Referring now to FIGS. 5 and 6 in combination, discussion of a software routine for determining control of a defrost cycle will be discussed. Initially, microcontroller 601 determined the temperature setting established by potentiometer 610 to provide an initial ambient temperature to be within the normal ambient range prior to beginning of the cycle controlled program.
At this point in time, the microcontrol let will estimate ambient temperature measuring the on and off times of the cold producing element compressor 604. The information is based on the stored information previously determined and described.
The internal temperature initially established by means of potentiometer 610 within the microcontroller 601 will be modified to adapt to the estimated ambient temperature range. Compressor 604 will now be operated based on the temperature setting established by the controller and sensor information received from sensor 607, The defrost heater 611 will now be operated in response to the microcontroller as required by length of time determined by the microcontroller 601 and by the length of time compressor 604 has been on and the estimated ambient temperature currently stored within the microcontroller 601.
At the conclusion of the defrost time, the program is repeated beginning with the estimation of ambient temperature again utilizing compressor on and off time.

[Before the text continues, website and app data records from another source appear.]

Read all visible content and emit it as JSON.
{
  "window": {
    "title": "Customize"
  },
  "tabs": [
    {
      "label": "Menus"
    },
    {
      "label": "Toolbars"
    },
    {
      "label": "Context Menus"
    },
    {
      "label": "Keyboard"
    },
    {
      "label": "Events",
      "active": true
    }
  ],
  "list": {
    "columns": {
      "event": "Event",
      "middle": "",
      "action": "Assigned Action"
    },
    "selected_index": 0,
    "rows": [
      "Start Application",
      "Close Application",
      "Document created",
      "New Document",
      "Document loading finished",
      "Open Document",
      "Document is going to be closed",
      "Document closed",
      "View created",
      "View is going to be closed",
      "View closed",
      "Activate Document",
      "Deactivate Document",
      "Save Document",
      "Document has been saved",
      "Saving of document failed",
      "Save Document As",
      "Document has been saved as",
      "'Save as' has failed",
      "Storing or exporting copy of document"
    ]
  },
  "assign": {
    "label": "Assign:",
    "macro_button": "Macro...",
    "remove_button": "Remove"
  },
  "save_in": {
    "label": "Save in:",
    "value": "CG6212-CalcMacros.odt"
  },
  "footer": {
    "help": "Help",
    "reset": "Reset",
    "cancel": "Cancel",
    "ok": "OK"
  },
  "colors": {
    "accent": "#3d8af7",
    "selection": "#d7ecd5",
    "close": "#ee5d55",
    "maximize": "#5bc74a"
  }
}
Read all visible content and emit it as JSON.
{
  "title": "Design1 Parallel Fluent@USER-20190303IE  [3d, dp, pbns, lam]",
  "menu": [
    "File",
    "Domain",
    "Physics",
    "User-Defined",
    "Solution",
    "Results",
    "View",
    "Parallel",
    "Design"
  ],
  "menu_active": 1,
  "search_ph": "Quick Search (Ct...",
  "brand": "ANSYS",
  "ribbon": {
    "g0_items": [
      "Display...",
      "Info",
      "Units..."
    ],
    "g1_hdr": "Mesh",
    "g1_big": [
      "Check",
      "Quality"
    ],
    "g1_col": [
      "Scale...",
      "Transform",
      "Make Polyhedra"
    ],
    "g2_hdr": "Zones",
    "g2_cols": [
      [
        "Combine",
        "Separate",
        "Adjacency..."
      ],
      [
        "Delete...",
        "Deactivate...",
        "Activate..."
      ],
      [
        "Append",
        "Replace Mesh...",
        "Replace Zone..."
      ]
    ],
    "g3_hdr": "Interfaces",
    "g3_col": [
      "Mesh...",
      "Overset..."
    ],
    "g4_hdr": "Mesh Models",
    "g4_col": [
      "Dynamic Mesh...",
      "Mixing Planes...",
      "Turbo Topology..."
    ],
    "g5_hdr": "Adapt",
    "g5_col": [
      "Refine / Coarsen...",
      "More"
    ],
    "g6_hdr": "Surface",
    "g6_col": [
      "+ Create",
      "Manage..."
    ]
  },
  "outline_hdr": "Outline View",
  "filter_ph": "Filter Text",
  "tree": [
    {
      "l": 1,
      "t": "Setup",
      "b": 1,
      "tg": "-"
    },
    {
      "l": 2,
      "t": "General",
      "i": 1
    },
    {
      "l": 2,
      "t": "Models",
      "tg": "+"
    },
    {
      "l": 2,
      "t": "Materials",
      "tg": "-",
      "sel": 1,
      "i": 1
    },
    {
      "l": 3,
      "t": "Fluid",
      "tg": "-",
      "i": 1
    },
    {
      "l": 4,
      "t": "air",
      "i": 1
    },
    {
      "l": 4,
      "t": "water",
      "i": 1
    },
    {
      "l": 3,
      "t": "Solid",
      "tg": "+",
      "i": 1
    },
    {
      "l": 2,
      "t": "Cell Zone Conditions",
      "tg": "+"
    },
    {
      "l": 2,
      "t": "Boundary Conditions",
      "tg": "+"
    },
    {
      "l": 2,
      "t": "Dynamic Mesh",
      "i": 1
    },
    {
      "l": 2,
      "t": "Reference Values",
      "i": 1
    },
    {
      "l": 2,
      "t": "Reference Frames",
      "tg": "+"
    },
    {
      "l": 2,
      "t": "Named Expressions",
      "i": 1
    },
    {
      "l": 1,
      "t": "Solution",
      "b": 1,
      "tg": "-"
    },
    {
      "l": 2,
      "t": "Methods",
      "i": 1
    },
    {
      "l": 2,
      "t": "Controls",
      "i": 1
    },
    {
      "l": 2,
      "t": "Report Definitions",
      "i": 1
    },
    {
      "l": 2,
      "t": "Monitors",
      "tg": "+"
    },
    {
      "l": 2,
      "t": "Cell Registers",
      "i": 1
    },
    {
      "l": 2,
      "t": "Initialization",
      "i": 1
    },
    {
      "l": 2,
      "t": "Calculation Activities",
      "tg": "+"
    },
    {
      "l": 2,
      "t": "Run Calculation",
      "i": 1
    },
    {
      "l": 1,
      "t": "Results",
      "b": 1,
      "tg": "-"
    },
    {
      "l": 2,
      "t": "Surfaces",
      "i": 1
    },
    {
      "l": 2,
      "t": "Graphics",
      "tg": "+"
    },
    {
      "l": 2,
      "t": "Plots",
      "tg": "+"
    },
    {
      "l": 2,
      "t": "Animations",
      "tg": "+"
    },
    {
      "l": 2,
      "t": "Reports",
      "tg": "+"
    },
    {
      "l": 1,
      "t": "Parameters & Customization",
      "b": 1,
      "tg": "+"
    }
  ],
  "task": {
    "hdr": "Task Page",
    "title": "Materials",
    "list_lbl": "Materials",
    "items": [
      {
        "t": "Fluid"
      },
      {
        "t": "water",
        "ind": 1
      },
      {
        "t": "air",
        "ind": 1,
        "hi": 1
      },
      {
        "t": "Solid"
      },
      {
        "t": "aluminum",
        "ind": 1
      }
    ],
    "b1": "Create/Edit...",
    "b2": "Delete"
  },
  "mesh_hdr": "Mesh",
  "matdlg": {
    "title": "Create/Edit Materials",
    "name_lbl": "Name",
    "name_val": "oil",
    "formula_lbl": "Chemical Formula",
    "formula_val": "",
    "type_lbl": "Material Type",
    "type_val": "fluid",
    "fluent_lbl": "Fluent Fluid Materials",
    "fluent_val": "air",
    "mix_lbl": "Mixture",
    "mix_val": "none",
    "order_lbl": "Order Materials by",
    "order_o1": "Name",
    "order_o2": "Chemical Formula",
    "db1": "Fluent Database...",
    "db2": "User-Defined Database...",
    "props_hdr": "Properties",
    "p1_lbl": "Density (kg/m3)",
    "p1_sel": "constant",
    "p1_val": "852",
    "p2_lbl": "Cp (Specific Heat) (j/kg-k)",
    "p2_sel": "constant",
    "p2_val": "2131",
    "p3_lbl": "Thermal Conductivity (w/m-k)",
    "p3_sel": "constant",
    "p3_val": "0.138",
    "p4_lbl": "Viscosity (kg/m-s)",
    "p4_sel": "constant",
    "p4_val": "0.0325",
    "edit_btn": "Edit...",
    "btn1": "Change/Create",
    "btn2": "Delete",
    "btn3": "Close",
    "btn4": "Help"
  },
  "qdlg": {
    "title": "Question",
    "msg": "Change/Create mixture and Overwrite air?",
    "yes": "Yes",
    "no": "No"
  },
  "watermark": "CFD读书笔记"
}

As previously indicated, this may change depending upon the build up of ice on the evaporator 106. Thus, accordingly it can be seen that microcontroller 601 is effectively able to estimate by means of monitoring the off and on times of the compressor to provide an indication of the ambient temperature to control defrost cycle of the freezer unit to prevent extensive build up of ice therein,
While but a single form of the present invention has been shown, it will be obvious to those skilled in the art that numerous modifications may be made without departing from the spirit of the present invention which shall be limited only by the scope of the claims appended hereto.